- About this exercise:
For every line below, set down an identical copy.

(Data extracted from a collection)
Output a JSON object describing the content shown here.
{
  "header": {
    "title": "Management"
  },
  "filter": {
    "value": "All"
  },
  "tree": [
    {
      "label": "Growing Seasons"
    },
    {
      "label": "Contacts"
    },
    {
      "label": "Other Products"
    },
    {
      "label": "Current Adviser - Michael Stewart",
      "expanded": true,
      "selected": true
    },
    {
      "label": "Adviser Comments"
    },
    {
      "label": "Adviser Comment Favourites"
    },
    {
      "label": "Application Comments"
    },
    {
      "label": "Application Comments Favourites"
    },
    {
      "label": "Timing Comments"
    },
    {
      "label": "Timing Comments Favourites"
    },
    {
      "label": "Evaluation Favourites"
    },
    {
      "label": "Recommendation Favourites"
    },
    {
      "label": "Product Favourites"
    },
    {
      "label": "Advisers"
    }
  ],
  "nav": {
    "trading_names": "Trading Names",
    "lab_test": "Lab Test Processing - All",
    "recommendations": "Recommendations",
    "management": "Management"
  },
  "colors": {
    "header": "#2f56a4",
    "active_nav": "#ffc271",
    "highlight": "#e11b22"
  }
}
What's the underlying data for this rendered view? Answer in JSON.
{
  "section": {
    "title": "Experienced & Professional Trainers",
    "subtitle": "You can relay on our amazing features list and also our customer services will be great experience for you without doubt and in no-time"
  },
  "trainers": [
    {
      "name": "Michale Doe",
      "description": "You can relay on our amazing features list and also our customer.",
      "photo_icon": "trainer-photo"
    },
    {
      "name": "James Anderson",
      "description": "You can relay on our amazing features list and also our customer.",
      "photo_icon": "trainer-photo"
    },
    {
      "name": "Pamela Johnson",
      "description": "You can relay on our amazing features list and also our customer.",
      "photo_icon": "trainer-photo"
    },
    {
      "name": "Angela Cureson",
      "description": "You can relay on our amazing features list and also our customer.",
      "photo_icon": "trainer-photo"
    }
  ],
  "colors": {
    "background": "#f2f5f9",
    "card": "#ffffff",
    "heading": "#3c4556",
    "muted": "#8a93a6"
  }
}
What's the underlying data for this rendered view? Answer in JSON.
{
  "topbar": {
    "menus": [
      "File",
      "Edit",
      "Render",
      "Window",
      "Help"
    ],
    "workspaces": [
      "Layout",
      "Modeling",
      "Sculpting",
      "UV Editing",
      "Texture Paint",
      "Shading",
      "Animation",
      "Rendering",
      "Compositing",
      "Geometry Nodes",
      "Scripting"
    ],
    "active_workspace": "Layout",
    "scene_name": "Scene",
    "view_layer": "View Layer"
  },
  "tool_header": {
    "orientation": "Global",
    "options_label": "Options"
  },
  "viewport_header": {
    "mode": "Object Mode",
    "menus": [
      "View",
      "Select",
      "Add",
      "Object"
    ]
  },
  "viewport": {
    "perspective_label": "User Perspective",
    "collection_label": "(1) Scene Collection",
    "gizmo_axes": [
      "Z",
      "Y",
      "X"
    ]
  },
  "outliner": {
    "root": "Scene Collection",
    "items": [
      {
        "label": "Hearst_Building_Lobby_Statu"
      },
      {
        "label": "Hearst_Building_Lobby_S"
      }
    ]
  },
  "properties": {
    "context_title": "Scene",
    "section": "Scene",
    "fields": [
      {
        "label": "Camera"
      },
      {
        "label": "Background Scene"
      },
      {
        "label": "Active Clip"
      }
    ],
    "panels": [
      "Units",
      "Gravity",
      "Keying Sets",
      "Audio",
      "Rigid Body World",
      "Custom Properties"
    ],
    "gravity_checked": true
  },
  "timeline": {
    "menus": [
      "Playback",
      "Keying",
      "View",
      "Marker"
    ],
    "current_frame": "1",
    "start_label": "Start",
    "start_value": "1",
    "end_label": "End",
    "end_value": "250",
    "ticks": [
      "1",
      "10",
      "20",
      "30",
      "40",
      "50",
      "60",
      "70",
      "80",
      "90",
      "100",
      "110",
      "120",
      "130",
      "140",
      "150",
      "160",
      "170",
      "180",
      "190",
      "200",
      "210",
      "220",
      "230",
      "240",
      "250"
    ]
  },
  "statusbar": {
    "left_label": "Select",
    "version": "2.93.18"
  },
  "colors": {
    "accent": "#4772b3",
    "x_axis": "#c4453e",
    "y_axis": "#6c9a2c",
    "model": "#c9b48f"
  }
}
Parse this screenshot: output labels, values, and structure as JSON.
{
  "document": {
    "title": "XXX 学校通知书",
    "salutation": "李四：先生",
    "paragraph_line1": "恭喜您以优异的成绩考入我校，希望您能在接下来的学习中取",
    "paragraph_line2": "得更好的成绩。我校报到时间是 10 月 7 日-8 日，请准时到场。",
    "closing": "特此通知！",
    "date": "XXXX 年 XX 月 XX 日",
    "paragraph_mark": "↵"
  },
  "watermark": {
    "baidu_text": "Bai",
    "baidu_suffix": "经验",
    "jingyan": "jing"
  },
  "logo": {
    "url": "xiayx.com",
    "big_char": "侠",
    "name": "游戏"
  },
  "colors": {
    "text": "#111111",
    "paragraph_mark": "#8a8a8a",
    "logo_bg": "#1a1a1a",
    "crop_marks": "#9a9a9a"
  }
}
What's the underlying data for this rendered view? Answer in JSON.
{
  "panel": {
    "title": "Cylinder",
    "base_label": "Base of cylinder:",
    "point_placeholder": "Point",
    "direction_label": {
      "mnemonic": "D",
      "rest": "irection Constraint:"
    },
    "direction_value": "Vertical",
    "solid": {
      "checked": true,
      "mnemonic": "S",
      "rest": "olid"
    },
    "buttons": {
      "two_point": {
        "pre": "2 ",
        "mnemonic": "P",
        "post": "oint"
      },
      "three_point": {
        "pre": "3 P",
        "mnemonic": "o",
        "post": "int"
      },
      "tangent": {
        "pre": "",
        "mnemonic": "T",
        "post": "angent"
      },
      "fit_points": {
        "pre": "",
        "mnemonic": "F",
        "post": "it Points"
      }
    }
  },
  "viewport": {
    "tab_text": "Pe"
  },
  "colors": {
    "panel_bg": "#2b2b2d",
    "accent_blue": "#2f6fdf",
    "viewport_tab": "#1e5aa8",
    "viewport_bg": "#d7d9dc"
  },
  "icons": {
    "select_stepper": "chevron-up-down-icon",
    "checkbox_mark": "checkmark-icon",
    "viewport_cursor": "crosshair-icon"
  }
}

- Answer space:
Output a JSON object describing the content shown here.
{
  "header": {
    "title": "Management"
  },
  "filter": {
    "value": "All"
  },
  "tree": [
    {
      "label": "Growing Seasons"
    },
    {
      "label": "Contacts"
    },
    {
      "label": "Other Products"
    },
    {
      "label": "Current Adviser - Michael Stewart",
      "expanded": true,
      "selected": true
    },
    {
      "label": "Adviser Comments"
    },
    {
      "label": "Adviser Comment Favourites"
    },
    {
      "label": "Application Comments"
    },
    {
      "label": "Application Comments Favourites"
    },
    {
      "label": "Timing Comments"
    },
    {
      "label": "Timing Comments Favourites"
    },
    {
      "label": "Evaluation Favourites"
    },
    {
      "label": "Recommendation Favourites"
    },
    {
      "label": "Product Favourites"
    },
    {
      "label": "Advisers"
    }
  ],
  "nav": {
    "trading_names": "Trading Names",
    "lab_test": "Lab Test Processing - All",
    "recommendations": "Recommendations",
    "management": "Management"
  },
  "colors": {
    "header": "#2f56a4",
    "active_nav": "#ffc271",
    "highlight": "#e11b22"
  }
}
What's the underlying data for this rendered view? Answer in JSON.
{
  "section": {
    "title": "Experienced & Professional Trainers",
    "subtitle": "You can relay on our amazing features list and also our customer services will be great experience for you without doubt and in no-time"
  },
  "trainers": [
    {
      "name": "Michale Doe",
      "description": "You can relay on our amazing features list and also our customer.",
      "photo_icon": "trainer-photo"
    },
    {
      "name": "James Anderson",
      "description": "You can relay on our amazing features list and also our customer.",
      "photo_icon": "trainer-photo"
    },
    {
      "name": "Pamela Johnson",
      "description": "You can relay on our amazing features list and also our customer.",
      "photo_icon": "trainer-photo"
    },
    {
      "name": "Angela Cureson",
      "description": "You can relay on our amazing features list and also our customer.",
      "photo_icon": "trainer-photo"
    }
  ],
  "colors": {
    "background": "#f2f5f9",
    "card": "#ffffff",
    "heading": "#3c4556",
    "muted": "#8a93a6"
  }
}
What's the underlying data for this rendered view? Answer in JSON.
{
  "topbar": {
    "menus": [
      "File",
      "Edit",
      "Render",
      "Window",
      "Help"
    ],
    "workspaces": [
      "Layout",
      "Modeling",
      "Sculpting",
      "UV Editing",
      "Texture Paint",
      "Shading",
      "Animation",
      "Rendering",
      "Compositing",
      "Geometry Nodes",
      "Scripting"
    ],
    "active_workspace": "Layout",
    "scene_name": "Scene",
    "view_layer": "View Layer"
  },
  "tool_header": {
    "orientation": "Global",
    "options_label": "Options"
  },
  "viewport_header": {
    "mode": "Object Mode",
    "menus": [
      "View",
      "Select",
      "Add",
      "Object"
    ]
  },
  "viewport": {
    "perspective_label": "User Perspective",
    "collection_label": "(1) Scene Collection",
    "gizmo_axes": [
      "Z",
      "Y",
      "X"
    ]
  },
  "outliner": {
    "root": "Scene Collection",
    "items": [
      {
        "label": "Hearst_Building_Lobby_Statu"
      },
      {
        "label": "Hearst_Building_Lobby_S"
      }
    ]
  },
  "properties": {
    "context_title": "Scene",
    "section": "Scene",
    "fields": [
      {
        "label": "Camera"
      },
      {
        "label": "Background Scene"
      },
      {
        "label": "Active Clip"
      }
    ],
    "panels": [
      "Units",
      "Gravity",
      "Keying Sets",
      "Audio",
      "Rigid Body World",
      "Custom Properties"
    ],
    "gravity_checked": true
  },
  "timeline": {
    "menus": [
      "Playback",
      "Keying",
      "View",
      "Marker"
    ],
    "current_frame": "1",
    "start_label": "Start",
    "start_value": "1",
    "end_label": "End",
    "end_value": "250",
    "ticks": [
      "1",
      "10",
      "20",
      "30",
      "40",
      "50",
      "60",
      "70",
      "80",
      "90",
      "100",
      "110",
      "120",
      "130",
      "140",
      "150",
      "160",
      "170",
      "180",
      "190",
      "200",
      "210",
      "220",
      "230",
      "240",
      "250"
    ]
  },
  "statusbar": {
    "left_label": "Select",
    "version": "2.93.18"
  },
  "colors": {
    "accent": "#4772b3",
    "x_axis": "#c4453e",
    "y_axis": "#6c9a2c",
    "model": "#c9b48f"
  }
}
Parse this screenshot: output labels, values, and structure as JSON.
{
  "document": {
    "title": "XXX 学校通知书",
    "salutation": "李四：先生",
    "paragraph_line1": "恭喜您以优异的成绩考入我校，希望您能在接下来的学习中取",
    "paragraph_line2": "得更好的成绩。我校报到时间是 10 月 7 日-8 日，请准时到场。",
    "closing": "特此通知！",
    "date": "XXXX 年 XX 月 XX 日",
    "paragraph_mark": "↵"
  },
  "watermark": {
    "baidu_text": "Bai",
    "baidu_suffix": "经验",
    "jingyan": "jing"
  },
  "logo": {
    "url": "xiayx.com",
    "big_char": "侠",
    "name": "游戏"
  },
  "colors": {
    "text": "#111111",
    "paragraph_mark": "#8a8a8a",
    "logo_bg": "#1a1a1a",
    "crop_marks": "#9a9a9a"
  }
}
What's the underlying data for this rendered view? Answer in JSON.
{
  "panel": {
    "title": "Cylinder",
    "base_label": "Base of cylinder:",
    "point_placeholder": "Point",
    "direction_label": {
      "mnemonic": "D",
      "rest": "irection Constraint:"
    },
    "direction_value": "Vertical",
    "solid": {
      "checked": true,
      "mnemonic": "S",
      "rest": "olid"
    },
    "buttons": {
      "two_point": {
        "pre": "2 ",
        "mnemonic": "P",
        "post": "oint"
      },
      "three_point": {
        "pre": "3 P",
        "mnemonic": "o",
        "post": "int"
      },
      "tangent": {
        "pre": "",
        "mnemonic": "T",
        "post": "angent"
      },
      "fit_points": {
        "pre": "",
        "mnemonic": "F",
        "post": "it Points"
      }
    }
  },
  "viewport": {
    "tab_text": "Pe"
  },
  "colors": {
    "panel_bg": "#2b2b2d",
    "accent_blue": "#2f6fdf",
    "viewport_tab": "#1e5aa8",
    "viewport_bg": "#d7d9dc"
  },
  "icons": {
    "select_stepper": "chevron-up-down-icon",
    "checkbox_mark": "checkmark-icon",
    "viewport_cursor": "crosshair-icon"
  }
}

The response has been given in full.